While many people have begun to despair of Burgundy's once-grand wines in recent years because of overhigh prices, overproduction, oversugaring and overeverything but taste and quality, Wasserman expects a renaissance.
She sees a whole new generation of young growers in their 30s who are going back to the old ways, making wines that taste of their appellations the way they are supposed to, and who are bottling their own produce instead of selling it off for blending into the shippers' often-nondescript wines.
Wasserman has gained her knowledge of Burgundy by living there for the last 13 years and first developing a formidable palate as an amateur. In 1975 she created a barrel-exporting business to the United States that rapidly grew to include wines she hunted down among the growers. She deals only with growers who bottle their own wines.
She says: "Burgundy is in transition. You can no longer go by what any recent wine books say about it. The biggest change is among young growers who no longer sell to the négociants (dealers).
"At Gevrey-Chambertin there's Joseph Roty. He started sending his wines to the annual judgings at the Paris Salon International de l'Agriculture and the Mâcon Foire Nationale des Vins. He encouraged fellow growers such as Philippe Rossignol at Gevrey and Jean-François Coche-Dury at Meursault to do the same.
"These young growers have taken it on themselves to revert to criteria that were considered primordial in the past. Perhaps the most important is to make wine from old vines, at least 15 years old."
Old vines give a low yield, sometimes only half the authorized amount for a grand cru appellation, 30 hectoliters to the hectare, but they give a richly concentrated juice that brings out all the characteristics of the soil of each appellation.
This is a difficult decision in today's world of cashflow and double-digit inflation. What with aging the wine for up to two years in expensive oak barrels and then bottling it, the grower may not sell his wine until three years after the harvest. He can get his money a few weeks after harvesting if he is willing to sell his wine in bulk to a négociant.

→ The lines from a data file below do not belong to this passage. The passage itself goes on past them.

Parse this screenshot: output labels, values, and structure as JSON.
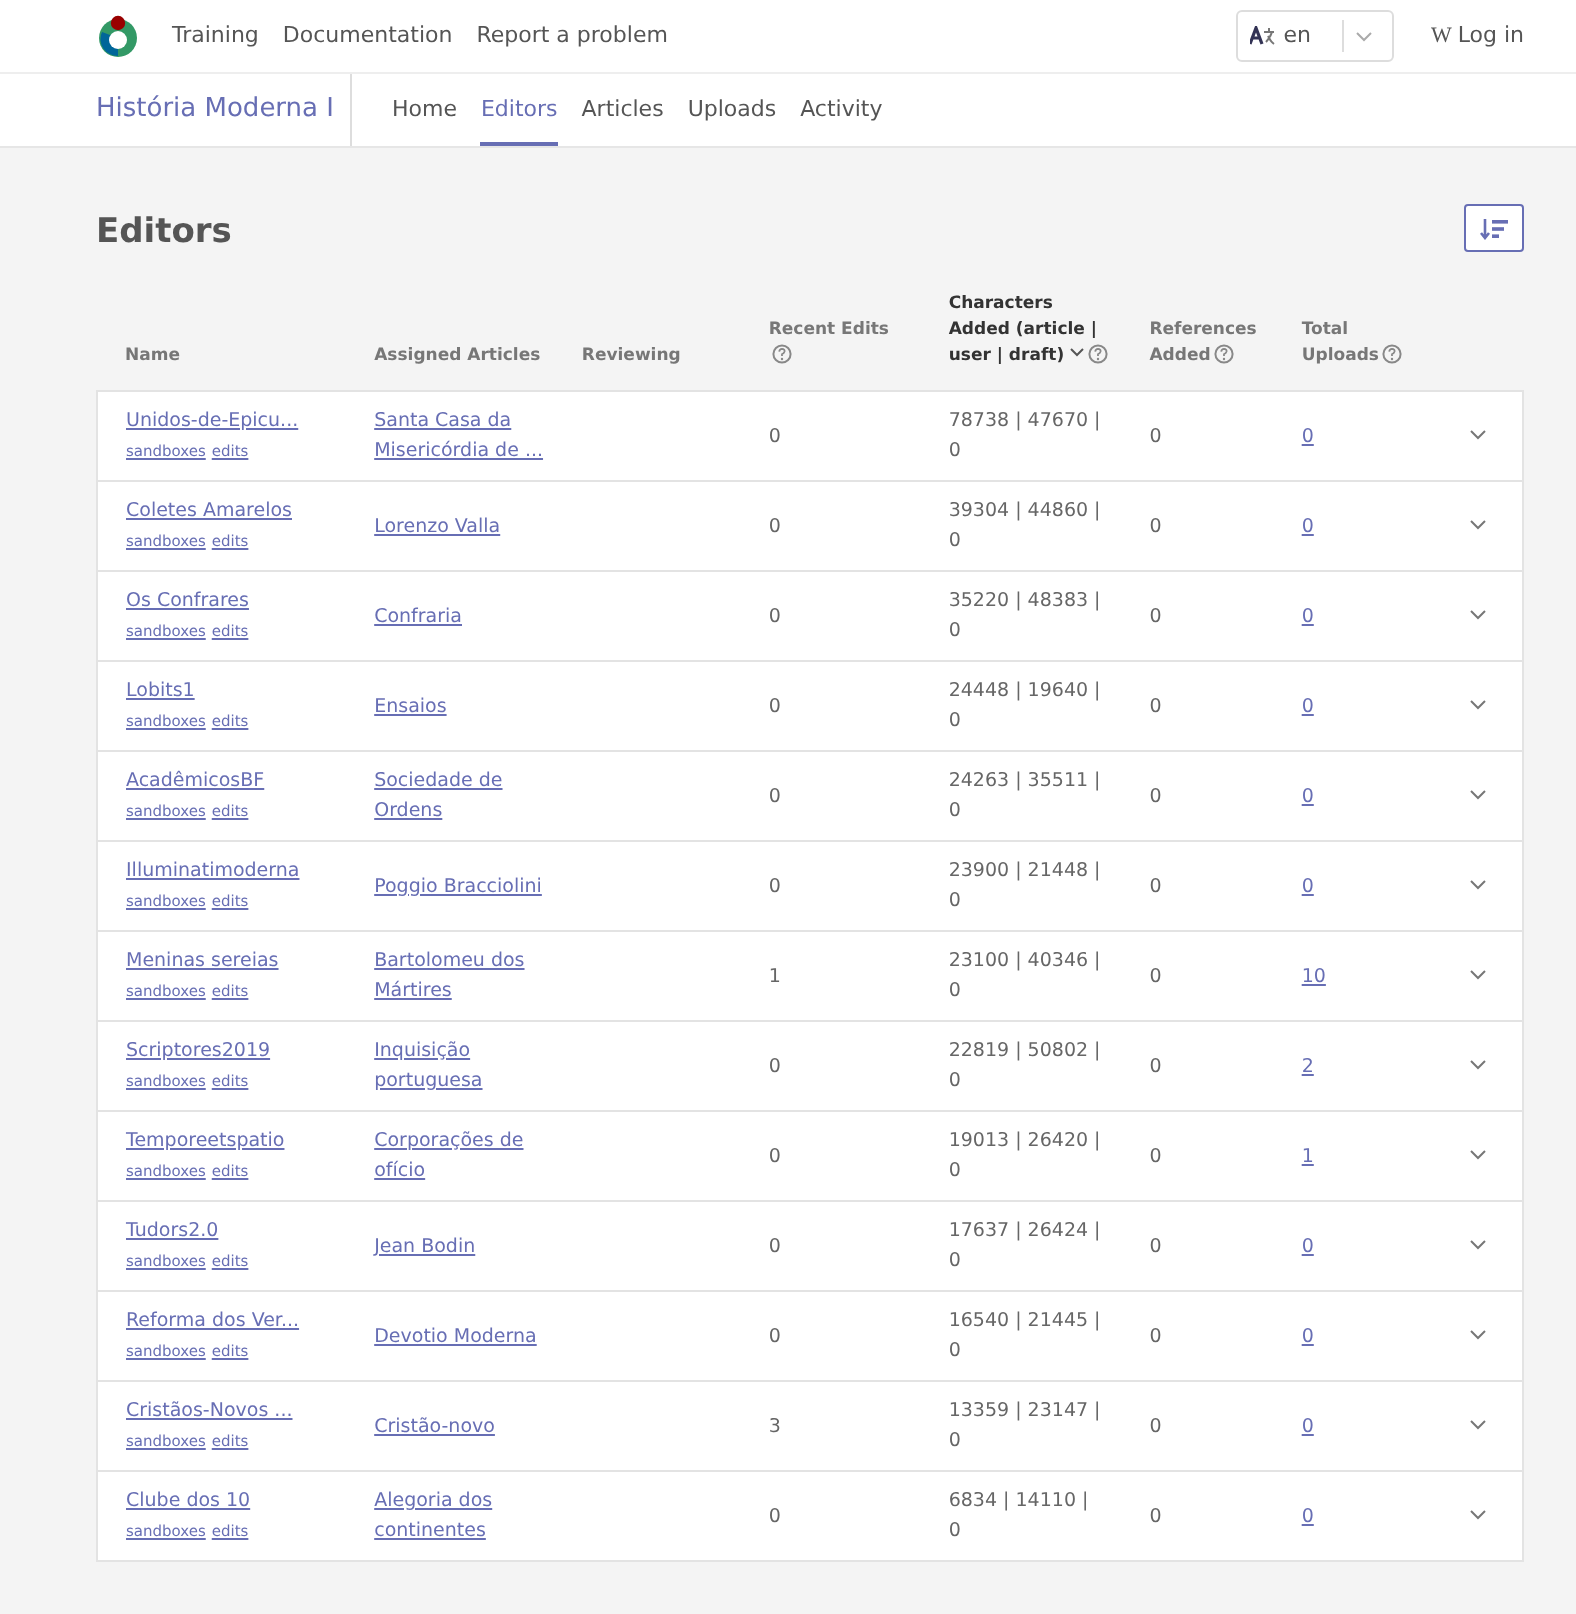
{
  "top_nav": {
    "links": [
      "Training",
      "Documentation",
      "Report a problem"
    ],
    "language": "en",
    "login_icon": "W",
    "login": "Log in"
  },
  "course_nav": {
    "title": "História Moderna I",
    "tabs": [
      {
        "label": "Home",
        "selected": false
      },
      {
        "label": "Editors",
        "selected": true
      },
      {
        "label": "Articles",
        "selected": false
      },
      {
        "label": "Uploads",
        "selected": false
      },
      {
        "label": "Activity",
        "selected": false
      }
    ]
  },
  "heading": "Editors",
  "table": {
    "columns": [
      {
        "label": "Name",
        "help": false,
        "sorted": false
      },
      {
        "label": "Assigned Articles",
        "help": false,
        "sorted": false
      },
      {
        "label": "Reviewing",
        "help": false,
        "sorted": false
      },
      {
        "label": "Recent Edits",
        "help": true,
        "sorted": false
      },
      {
        "label": "Characters Added (article | user | draft)",
        "help": true,
        "sorted": true
      },
      {
        "label": "References Added",
        "help": true,
        "sorted": false
      },
      {
        "label": "Total Uploads",
        "help": true,
        "sorted": false
      }
    ],
    "rows": [
      {
        "name": "Unidos-de-Epicu...",
        "links": [
          "sandboxes",
          "edits"
        ],
        "article": "Santa Casa da Misericórdia de ...",
        "recent_edits": "0",
        "characters": "78738 | 47670 | 0",
        "references": "0",
        "uploads": "0"
      },
      {
        "name": "Coletes Amarelos",
        "links": [
          "sandboxes",
          "edits"
        ],
        "article": "Lorenzo Valla",
        "recent_edits": "0",
        "characters": "39304 | 44860 | 0",
        "references": "0",
        "uploads": "0"
      },
      {
        "name": "Os Confrares",
        "links": [
          "sandboxes",
          "edits"
        ],
        "article": "Confraria",
        "recent_edits": "0",
        "characters": "35220 | 48383 | 0",
        "references": "0",
        "uploads": "0"
      },
      {
        "name": "Lobits1",
        "links": [
          "sandboxes",
          "edits"
        ],
        "article": "Ensaios",
        "recent_edits": "0",
        "characters": "24448 | 19640 | 0",
        "references": "0",
        "uploads": "0"
      },
      {
        "name": "AcadêmicosBF",
        "links": [
          "sandboxes",
          "edits"
        ],
        "article": "Sociedade de Ordens",
        "recent_edits": "0",
        "characters": "24263 | 35511 | 0",
        "references": "0",
        "uploads": "0"
      },
      {
        "name": "Illuminatimoderna",
        "links": [
          "sandboxes",
          "edits"
        ],
        "article": "Poggio Bracciolini",
        "recent_edits": "0",
        "characters": "23900 | 21448 | 0",
        "references": "0",
        "uploads": "0"
      },
      {
        "name": "Meninas sereias",
        "links": [
          "sandboxes",
          "edits"
        ],
        "article": "Bartolomeu dos Mártires",
        "recent_edits": "1",
        "characters": "23100 | 40346 | 0",
        "references": "0",
        "uploads": "10"
      },
      {
        "name": "Scriptores2019",
        "links": [
          "sandboxes",
          "edits"
        ],
        "article": "Inquisição portuguesa",
        "recent_edits": "0",
        "characters": "22819 | 50802 | 0",
        "references": "0",
        "uploads": "2"
      },
      {
        "name": "Temporeetspatio",
        "links": [
          "sandboxes",
          "edits"
        ],
        "article": "Corporações de ofício",
        "recent_edits": "0",
        "characters": "19013 | 26420 | 0",
        "references": "0",
        "uploads": "1"
      },
      {
        "name": "Tudors2.0",
        "links": [
          "sandboxes",
          "edits"
        ],
        "article": "Jean Bodin",
        "recent_edits": "0",
        "characters": "17637 | 26424 | 0",
        "references": "0",
        "uploads": "0"
      },
      {
        "name": "Reforma dos Ver...",
        "links": [
          "sandboxes",
          "edits"
        ],
        "article": "Devotio Moderna",
        "recent_edits": "0",
        "characters": "16540 | 21445 | 0",
        "references": "0",
        "uploads": "0"
      },
      {
        "name": "Cristãos-Novos ...",
        "links": [
          "sandboxes",
          "edits"
        ],
        "article": "Cristão-novo",
        "recent_edits": "3",
        "characters": "13359 | 23147 | 0",
        "references": "0",
        "uploads": "0"
      },
      {
        "name": "Clube dos 10",
        "links": [
          "sandboxes",
          "edits"
        ],
        "article": "Alegoria dos continentes",
        "recent_edits": "0",
        "characters": "6834 | 14110 | 0",
        "references": "0",
        "uploads": "0"
      }
    ]
  }
}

Wasserman says with these young growers it's more a question of honor and self-respect to make the best possible wine than to make as much money as fast as possible.

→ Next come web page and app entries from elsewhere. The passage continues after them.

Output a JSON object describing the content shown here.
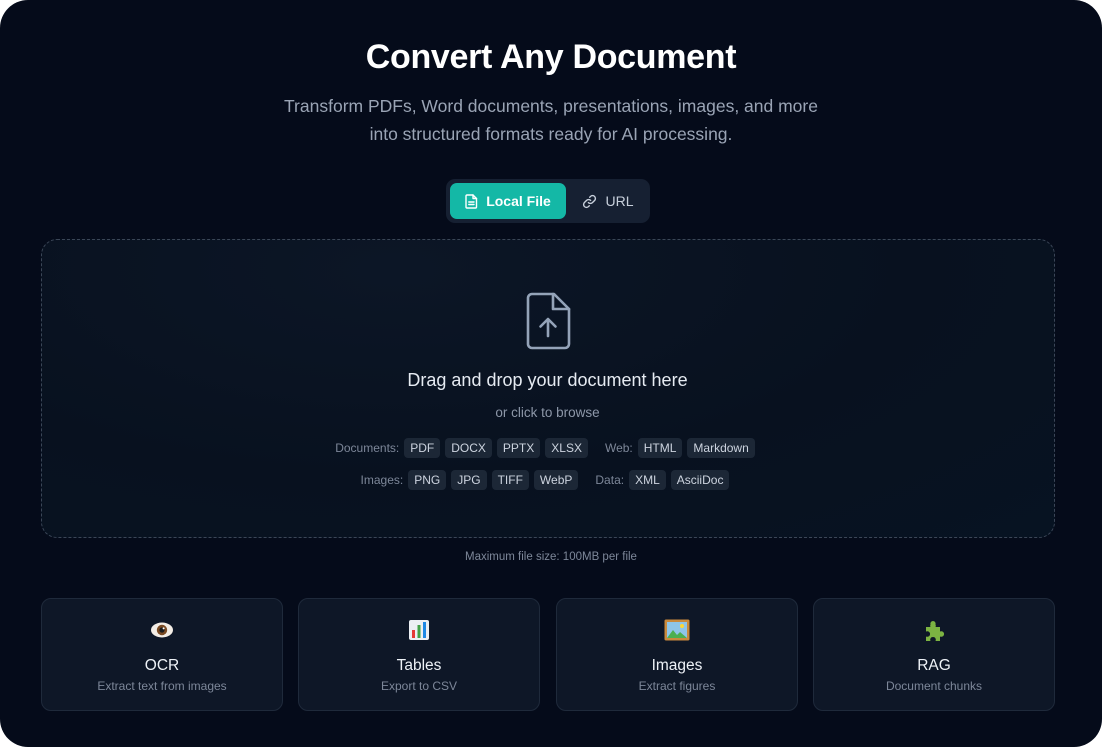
{
  "header": {
    "title": "Convert Any Document",
    "subtitle_line1": "Transform PDFs, Word documents, presentations, images, and more",
    "subtitle_line2": "into structured formats ready for AI processing."
  },
  "tabs": {
    "local": {
      "label": "Local File",
      "icon": "file-icon",
      "active": true
    },
    "url": {
      "label": "URL",
      "icon": "link-icon",
      "active": false
    }
  },
  "dropzone": {
    "icon": "file-upload-icon",
    "title": "Drag and drop your document here",
    "subtitle": "or click to browse",
    "groups": [
      {
        "label": "Documents:",
        "formats": [
          "PDF",
          "DOCX",
          "PPTX",
          "XLSX"
        ]
      },
      {
        "label": "Web:",
        "formats": [
          "HTML",
          "Markdown"
        ]
      },
      {
        "label": "Images:",
        "formats": [
          "PNG",
          "JPG",
          "TIFF",
          "WebP"
        ]
      },
      {
        "label": "Data:",
        "formats": [
          "XML",
          "AsciiDoc"
        ]
      }
    ]
  },
  "max_size": "Maximum file size: 100MB per file",
  "features": [
    {
      "icon": "eye-icon",
      "title": "OCR",
      "description": "Extract text from images"
    },
    {
      "icon": "bar-chart-icon",
      "title": "Tables",
      "description": "Export to CSV"
    },
    {
      "icon": "framed-picture-icon",
      "title": "Images",
      "description": "Extract figures"
    },
    {
      "icon": "puzzle-piece-icon",
      "title": "RAG",
      "description": "Document chunks"
    }
  ],
  "colors": {
    "background": "#050b1a",
    "accent": "#14b8a6",
    "card": "#0e1727",
    "chip": "#1c2736"
  }
}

She also says there are many different styles of winemaking: "Some 'encourage' the secondary malolactic fermentation by opening their cellar doors when the weather is warm, or even by heating the cellars, and they make beautiful wines.

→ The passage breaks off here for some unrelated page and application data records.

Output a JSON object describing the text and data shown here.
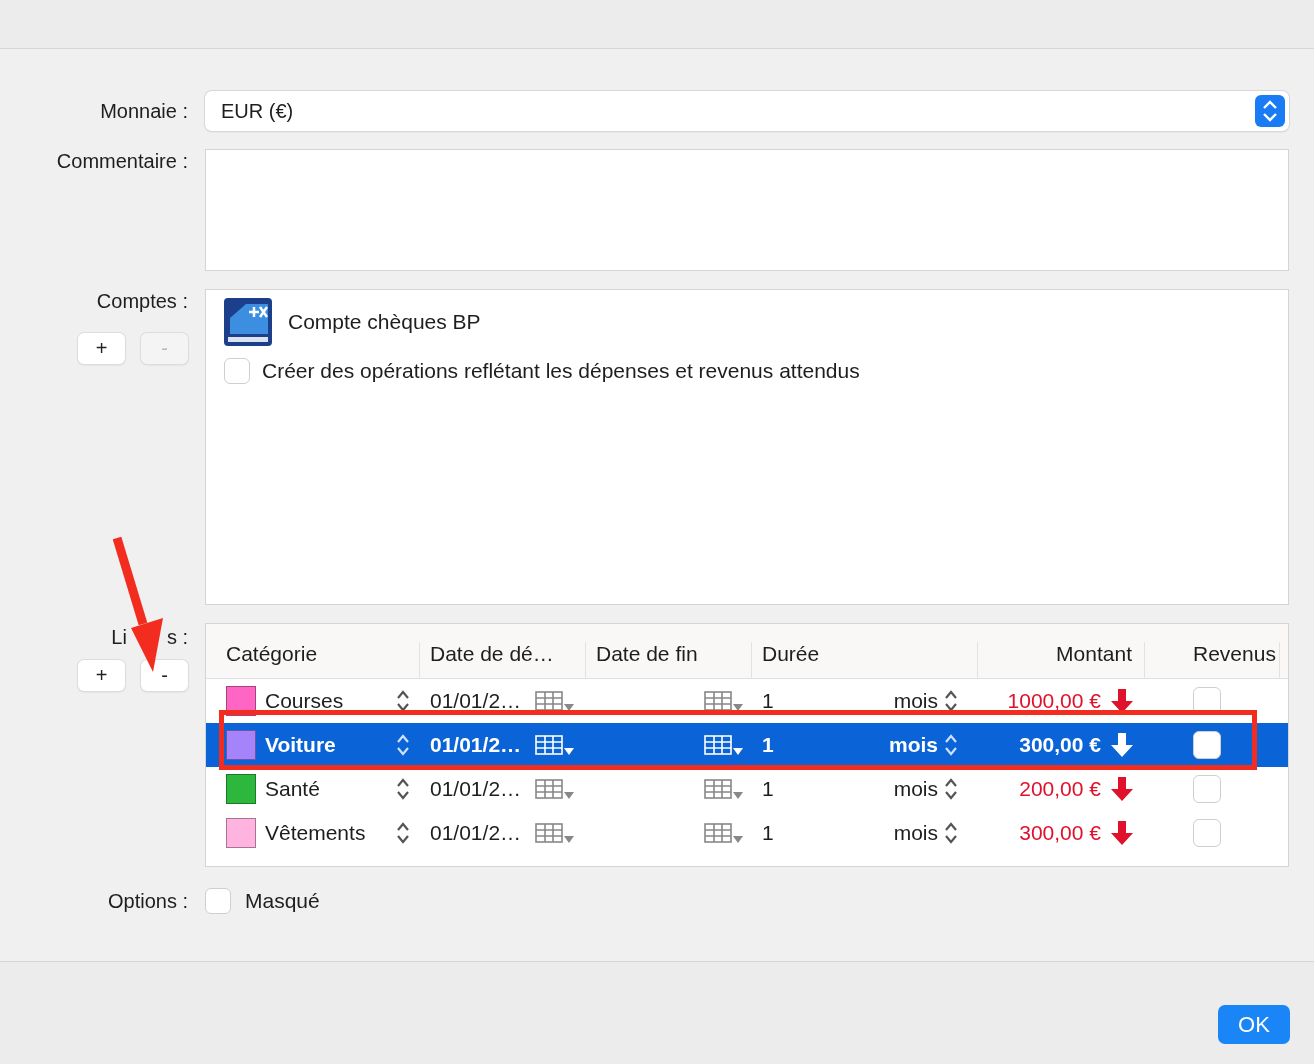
{
  "form": {
    "currency": {
      "label": "Monnaie :",
      "value": "EUR (€)"
    },
    "comment": {
      "label": "Commentaire :"
    },
    "accounts": {
      "label": "Comptes :",
      "add": "+",
      "remove": "-",
      "remove_disabled": true,
      "items": [
        {
          "name": "Compte chèques BP"
        }
      ],
      "create_ops": {
        "label": "Créer des opérations reflétant les dépenses et revenus attendus",
        "checked": false
      }
    },
    "lines": {
      "label_parts": [
        "Li",
        "s :"
      ],
      "add": "+",
      "remove": "-",
      "remove_disabled": false,
      "columns": [
        "Catégorie",
        "Date de dé…",
        "Date de fin",
        "Durée",
        "Montant",
        "Revenus"
      ],
      "rows": [
        {
          "category": "Courses",
          "color": "#ff66c4",
          "start": "01/01/2…",
          "duration": "1",
          "unit": "mois",
          "amount": "1000,00 €",
          "income": false,
          "selected": false
        },
        {
          "category": "Voiture",
          "color": "#a583fa",
          "start": "01/01/2…",
          "duration": "1",
          "unit": "mois",
          "amount": "300,00 €",
          "income": false,
          "selected": true
        },
        {
          "category": "Santé",
          "color": "#2db83d",
          "start": "01/01/2…",
          "duration": "1",
          "unit": "mois",
          "amount": "200,00 €",
          "income": false,
          "selected": false
        },
        {
          "category": "Vêtements",
          "color": "#ffb3df",
          "start": "01/01/2…",
          "duration": "1",
          "unit": "mois",
          "amount": "300,00 €",
          "income": false,
          "selected": false
        }
      ]
    },
    "options": {
      "label": "Options :",
      "items": [
        {
          "label": "Masqué",
          "checked": false
        }
      ]
    }
  },
  "ok": "OK"
}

"Others are against this and wait until summer arrives and the malolactic fermentation begins by itself. Their wines are just as good.
"In fact, theories of winemaking don't mean anything anymore. What counts is the knowledge that the vines must be of a certain age to show off their terroir" – the microsoil, microclimate and exposure that give the appellation its specific taste.
"These growers use sugar to raise the alcohol content entirely according to the characteristics of the vintage itself." The usual practice is to sugar to the authorized maximum whether the wine needs it or not. As Wasserman says, "Too much sugar makes the wines anonymous. They just taste more or less like Burgundy but they don't have the character of their cru.
"Those who vinify well don't do it to any particular taste – American, Belgian, German or whatever – they make their wine according to their own understanding of their particular appellation d'origine contrôlée.
"They don't hide their terroirs but bring them out with all the Byzantine nuances possible in Burgundy.
"None of these people is categoric about winemaking. They are constantly experimenting, which is what makes them so interesting. Especially in details such as whether to stem the grapes or not, or in what proportion. Some of them orchestrate aging in barrels like Toscanini."
Living in Burgundy as she does, Wasserman has seen these changes take place. Many good wines of 10 years ago are now poor. Others that were poor then are excellent now. She works entirely by terroir and winemaker, following her nose.
She finds living in Burgundy a "fabulous advantage" because she has become part of the scenery herself. But it took her five years to interest the buying public in growers' wines, especially growers no one ever heard of before. "It shatters idols," she says.
"Burgundies are like phoenixes rising anew from their ashes. You never know when it will happen. The terroirs don't change. It's the growers who are good or bad."